- TASK STATEMENT
Please return each of the entries below exactly as they appear.
* * * * *
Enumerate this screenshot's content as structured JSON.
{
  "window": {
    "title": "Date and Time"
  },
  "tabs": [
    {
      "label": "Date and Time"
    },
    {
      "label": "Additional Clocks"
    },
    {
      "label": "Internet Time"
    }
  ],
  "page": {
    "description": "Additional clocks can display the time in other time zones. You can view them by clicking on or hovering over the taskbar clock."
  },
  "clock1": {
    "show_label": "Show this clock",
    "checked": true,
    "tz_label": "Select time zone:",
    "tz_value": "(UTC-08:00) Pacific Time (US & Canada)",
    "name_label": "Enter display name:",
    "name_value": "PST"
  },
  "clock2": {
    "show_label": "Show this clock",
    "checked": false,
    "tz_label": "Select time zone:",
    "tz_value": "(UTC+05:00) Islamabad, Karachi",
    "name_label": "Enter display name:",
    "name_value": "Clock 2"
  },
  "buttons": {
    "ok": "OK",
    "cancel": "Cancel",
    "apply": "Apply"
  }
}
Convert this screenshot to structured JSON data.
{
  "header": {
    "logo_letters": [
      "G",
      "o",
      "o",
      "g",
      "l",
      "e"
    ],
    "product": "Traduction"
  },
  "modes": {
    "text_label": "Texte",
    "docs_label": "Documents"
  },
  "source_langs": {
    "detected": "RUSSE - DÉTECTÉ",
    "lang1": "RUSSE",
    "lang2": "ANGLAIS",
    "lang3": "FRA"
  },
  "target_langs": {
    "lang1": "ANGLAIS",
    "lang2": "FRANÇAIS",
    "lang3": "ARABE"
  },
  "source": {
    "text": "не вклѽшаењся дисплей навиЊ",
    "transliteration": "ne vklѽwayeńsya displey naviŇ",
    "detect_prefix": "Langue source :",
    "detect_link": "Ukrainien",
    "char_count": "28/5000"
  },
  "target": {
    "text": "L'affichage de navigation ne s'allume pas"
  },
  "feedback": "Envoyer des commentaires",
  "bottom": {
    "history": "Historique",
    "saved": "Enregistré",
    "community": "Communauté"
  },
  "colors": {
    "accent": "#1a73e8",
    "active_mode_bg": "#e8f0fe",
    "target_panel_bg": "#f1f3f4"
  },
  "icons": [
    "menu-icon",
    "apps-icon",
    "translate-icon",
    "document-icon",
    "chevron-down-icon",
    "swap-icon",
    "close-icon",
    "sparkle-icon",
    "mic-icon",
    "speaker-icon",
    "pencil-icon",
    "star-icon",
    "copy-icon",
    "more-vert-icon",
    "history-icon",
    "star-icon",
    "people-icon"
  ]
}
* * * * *
- OUTPUT OF THE TASK
Enumerate this screenshot's content as structured JSON.
{
  "window": {
    "title": "Date and Time"
  },
  "tabs": [
    {
      "label": "Date and Time"
    },
    {
      "label": "Additional Clocks"
    },
    {
      "label": "Internet Time"
    }
  ],
  "page": {
    "description": "Additional clocks can display the time in other time zones. You can view them by clicking on or hovering over the taskbar clock."
  },
  "clock1": {
    "show_label": "Show this clock",
    "checked": true,
    "tz_label": "Select time zone:",
    "tz_value": "(UTC-08:00) Pacific Time (US & Canada)",
    "name_label": "Enter display name:",
    "name_value": "PST"
  },
  "clock2": {
    "show_label": "Show this clock",
    "checked": false,
    "tz_label": "Select time zone:",
    "tz_value": "(UTC+05:00) Islamabad, Karachi",
    "name_label": "Enter display name:",
    "name_value": "Clock 2"
  },
  "buttons": {
    "ok": "OK",
    "cancel": "Cancel",
    "apply": "Apply"
  }
}
Convert this screenshot to structured JSON data.
{
  "header": {
    "logo_letters": [
      "G",
      "o",
      "o",
      "g",
      "l",
      "e"
    ],
    "product": "Traduction"
  },
  "modes": {
    "text_label": "Texte",
    "docs_label": "Documents"
  },
  "source_langs": {
    "detected": "RUSSE - DÉTECTÉ",
    "lang1": "RUSSE",
    "lang2": "ANGLAIS",
    "lang3": "FRA"
  },
  "target_langs": {
    "lang1": "ANGLAIS",
    "lang2": "FRANÇAIS",
    "lang3": "ARABE"
  },
  "source": {
    "text": "не вклѽшаењся дисплей навиЊ",
    "transliteration": "ne vklѽwayeńsya displey naviŇ",
    "detect_prefix": "Langue source :",
    "detect_link": "Ukrainien",
    "char_count": "28/5000"
  },
  "target": {
    "text": "L'affichage de navigation ne s'allume pas"
  },
  "feedback": "Envoyer des commentaires",
  "bottom": {
    "history": "Historique",
    "saved": "Enregistré",
    "community": "Communauté"
  },
  "colors": {
    "accent": "#1a73e8",
    "active_mode_bg": "#e8f0fe",
    "target_panel_bg": "#f1f3f4"
  },
  "icons": [
    "menu-icon",
    "apps-icon",
    "translate-icon",
    "document-icon",
    "chevron-down-icon",
    "swap-icon",
    "close-icon",
    "sparkle-icon",
    "mic-icon",
    "speaker-icon",
    "pencil-icon",
    "star-icon",
    "copy-icon",
    "more-vert-icon",
    "history-icon",
    "star-icon",
    "people-icon"
  ]
}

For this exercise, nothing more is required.